If one of your cats is bitten by another cat, seek veterinary care as cat bites cause severe infection and illness in cats, and when left untreated for several days not only become more costly to treat but also affect the cat’s vital organs.

If you’re in doubt about how your existing cat will accept a new cat/kitten into your household, it is advisable not to proceed with adopting a new cat/kitten.

The Cat Management Amendment Bill 2019, once passed, will require all households owning more than four cats to apply to the State Government or local council for a permit to keep them.

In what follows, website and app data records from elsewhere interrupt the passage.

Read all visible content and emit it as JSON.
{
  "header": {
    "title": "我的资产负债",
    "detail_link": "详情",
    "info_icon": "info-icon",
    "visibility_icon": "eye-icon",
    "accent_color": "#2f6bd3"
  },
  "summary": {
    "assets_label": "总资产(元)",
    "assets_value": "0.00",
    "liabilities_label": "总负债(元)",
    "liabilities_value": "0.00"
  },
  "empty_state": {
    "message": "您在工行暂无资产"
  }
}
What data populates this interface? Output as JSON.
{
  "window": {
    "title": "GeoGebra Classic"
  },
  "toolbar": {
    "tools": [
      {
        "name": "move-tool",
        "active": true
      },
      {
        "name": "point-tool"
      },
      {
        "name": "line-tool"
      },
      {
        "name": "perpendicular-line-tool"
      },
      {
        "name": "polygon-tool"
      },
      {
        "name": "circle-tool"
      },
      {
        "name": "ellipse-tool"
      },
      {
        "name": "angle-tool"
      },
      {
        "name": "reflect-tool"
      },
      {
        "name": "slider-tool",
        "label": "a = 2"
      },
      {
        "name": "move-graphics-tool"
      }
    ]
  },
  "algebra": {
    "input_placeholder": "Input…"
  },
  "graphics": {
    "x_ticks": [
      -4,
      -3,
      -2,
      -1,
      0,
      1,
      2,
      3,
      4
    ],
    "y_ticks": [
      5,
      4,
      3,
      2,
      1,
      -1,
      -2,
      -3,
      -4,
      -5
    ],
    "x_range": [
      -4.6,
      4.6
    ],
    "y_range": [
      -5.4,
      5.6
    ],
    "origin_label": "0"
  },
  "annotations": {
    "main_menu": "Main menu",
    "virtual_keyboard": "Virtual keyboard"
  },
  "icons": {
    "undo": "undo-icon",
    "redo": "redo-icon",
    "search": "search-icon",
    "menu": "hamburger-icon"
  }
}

Exemptions will apply to registered breeders, cat boarding facilities, and foster carers working with cat management facilities.

Why do some cats in multi-cat households not get along?

  • They have not grown up together.
  • Cats are generally solitary animals from approximately 12 months old and not accepting of new cats into the household.
  • Inadequate resources available for each cat, causing guarding/fighting to protect them.
  • Limited opportunity to hide/avoid situations of potential conflict.
  • External stressors like a neighbourhood cat.
  • They don’t like each other.

What are the signs of aggression in cats?

Normal interactions:

  • Play fighting – chasing, rolling around, batting with paws, generally silent.
  • Biting is gentle, claws usually retracted.

Aggressive interactions:

  • Aggressive fighting – hissing, biting, swiping paws, chasing aggressively.
  • Passive aggressive signs – staring, guarding resources, keeping a distance from one another.
  • Victims may hide and cower when near the offending cat.
  • Re-directed aggression – triggered by sounds/movements e.g. seeing neighbour cat outside and attacks housemate instead.

What to do when cats are physically fighting?


  • Identify the primary trigger and make amendments. Avoid injury to either the cats or yourself by using a distraction (such as a toy) or barrier.
  • Carefully introduce new cats into the home and ensure each cat has its own resources located in an area separate from other cats.
    Click Here to read our Introducing A New Pet Fact Sheets.


  • Spray water on cats to distract them when fighting, it can increase tension and aggression.
  • Punish the aggressor, as it will make things worse.
  • Touch cats fighting or immediately after fighting to prevent being bitten or scratched.

What you can do to help?

Placed in separate locations, provide each cat with the following:

  • Food and water bowl.
  • Litter tray with access via two separate points to prevent guarding.
  • Varied scratching surfaces.
  • Private retreat areas – carriers left open or cardboard boxes.
  • Plenty of toys, rotating them to keep cats interested.
  • Vertical spaces and perches – cats feel safer when up high.


  • Daily interactive play sessions and exercise for each cat.
  • Rule out medical issues, aggression where none existed before may indicate pain or illness.
  • Use calming pheromones – Feliway and/or therapeutic music – Pet Acoustic Pet Tunes which are proven to reduce stress and other behavioural issues in cats.

If the problem continues see a vet or a pet behaviourist.